Brasília, Capitol riots followed similar playbook
On TikTok and YouTube, videos claiming voter fraud in Brazil’s recent elections have been recirculating for days. On the WhatsApp and Telegram, an image of a poster announcing the date, time and location of the protests were shared. On Facebook and Twitter, hashtags designed to evade detection by the authorities were used by organisers as they descended onto government buildings in the capital, Brasília.
One day after the thousands protested what they falsely claim was a stolen election, misinformation researchers are studying how the internet was used to stoke anger and to organise far-right groups. Many draw a comparison to the January 6 protests two years ago in the US, where thousands broke into the Capitol building in Washington. In both cases, they say, a playbook was used in which online groups, chats and social media sites played a central role.

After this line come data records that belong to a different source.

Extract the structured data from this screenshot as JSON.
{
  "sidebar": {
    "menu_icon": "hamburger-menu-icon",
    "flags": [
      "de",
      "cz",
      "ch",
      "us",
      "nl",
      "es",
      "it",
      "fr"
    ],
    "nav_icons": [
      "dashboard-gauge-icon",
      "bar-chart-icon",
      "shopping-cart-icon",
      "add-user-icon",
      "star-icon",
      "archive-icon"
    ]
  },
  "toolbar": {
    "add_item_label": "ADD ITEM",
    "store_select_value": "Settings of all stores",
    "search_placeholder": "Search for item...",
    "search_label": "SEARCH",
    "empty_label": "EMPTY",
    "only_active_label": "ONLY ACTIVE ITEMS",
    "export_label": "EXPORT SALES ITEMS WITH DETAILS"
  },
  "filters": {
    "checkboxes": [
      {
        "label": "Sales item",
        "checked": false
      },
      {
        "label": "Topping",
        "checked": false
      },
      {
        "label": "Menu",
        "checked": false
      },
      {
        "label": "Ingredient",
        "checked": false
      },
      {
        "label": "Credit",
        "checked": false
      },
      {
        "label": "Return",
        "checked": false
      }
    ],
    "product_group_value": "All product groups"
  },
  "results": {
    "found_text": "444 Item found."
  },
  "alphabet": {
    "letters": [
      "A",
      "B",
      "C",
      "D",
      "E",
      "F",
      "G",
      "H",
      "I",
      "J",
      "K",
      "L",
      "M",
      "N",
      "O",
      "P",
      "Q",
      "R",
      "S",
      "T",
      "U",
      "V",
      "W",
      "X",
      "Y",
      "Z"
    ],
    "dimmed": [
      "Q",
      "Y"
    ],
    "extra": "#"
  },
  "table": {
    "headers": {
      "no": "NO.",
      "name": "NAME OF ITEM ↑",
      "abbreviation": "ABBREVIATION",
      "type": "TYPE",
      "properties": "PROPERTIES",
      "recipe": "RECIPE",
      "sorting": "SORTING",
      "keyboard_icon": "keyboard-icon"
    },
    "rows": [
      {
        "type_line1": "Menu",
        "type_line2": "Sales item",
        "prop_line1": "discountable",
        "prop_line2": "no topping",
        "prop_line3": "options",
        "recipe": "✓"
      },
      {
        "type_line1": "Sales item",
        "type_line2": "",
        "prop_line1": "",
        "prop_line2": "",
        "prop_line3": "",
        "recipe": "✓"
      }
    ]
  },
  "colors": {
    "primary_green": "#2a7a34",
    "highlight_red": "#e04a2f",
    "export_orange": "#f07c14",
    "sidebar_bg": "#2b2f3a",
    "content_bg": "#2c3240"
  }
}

“Digital platforms were fundamental not only in the extreme right-wing domestic terrorism on Sunday, but also in the entire long process of online radicalisation over the last 10 years in Brazil,” said Michele Prado, an independent researcher who studies digital movements and the Brazilian far right.

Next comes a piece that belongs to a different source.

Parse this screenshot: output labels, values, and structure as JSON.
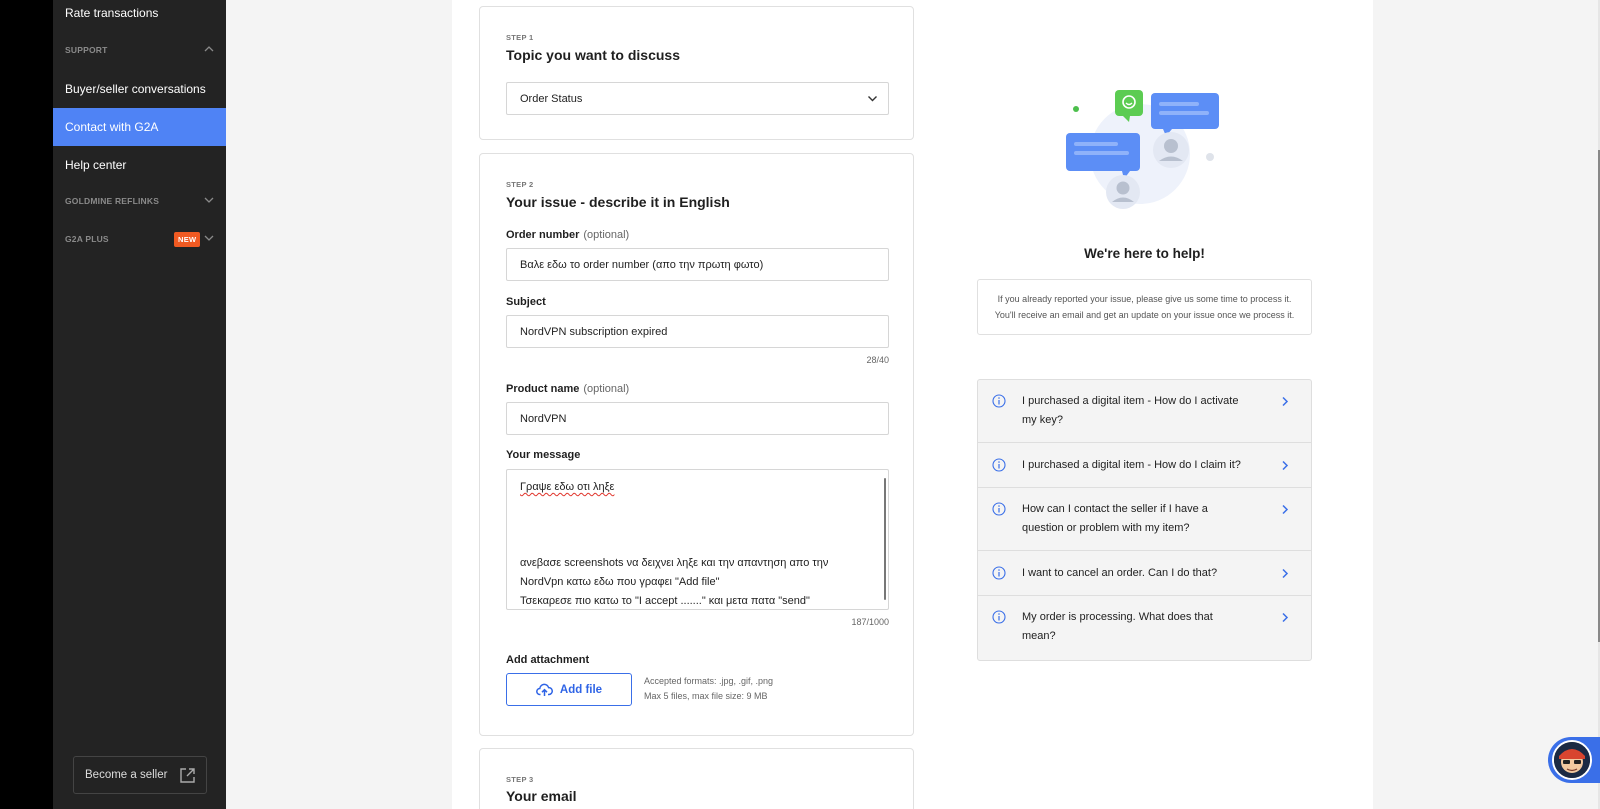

She and other misinformation researchers have singled out Twitter and Telegram as playing a central role in organising protests. On Brazilian Telegram channels, there were calls for violence against left-wing politicians and families, and addresses of government offices to attack. There was a call for “patriots” to gather in Brasília on Sunday to “mark a new day” of independence. The hashtag “Festa da Selma” was also widely spread, including by far-right extremists who had previously been banned from the platform, Prado said.
In the months since Elon Musk took over Twitter, far-right figures from around the world have had their accounts reinstated. Prado said that misinformation researchers have been reporting the accounts to Twitter.
Twitter and Telegram did not respond to requests for comment. Meta, the parent company of Facebook, Instagram and WhatsApp, said the company was removing content that supported or praised the attacks.
The protesters in Brazil and the US were inspired by the same extremist ideas and conspiracy theories and were both radicalised online, Prado said. In both cases, she added, social media played a crucial role.
The New York Times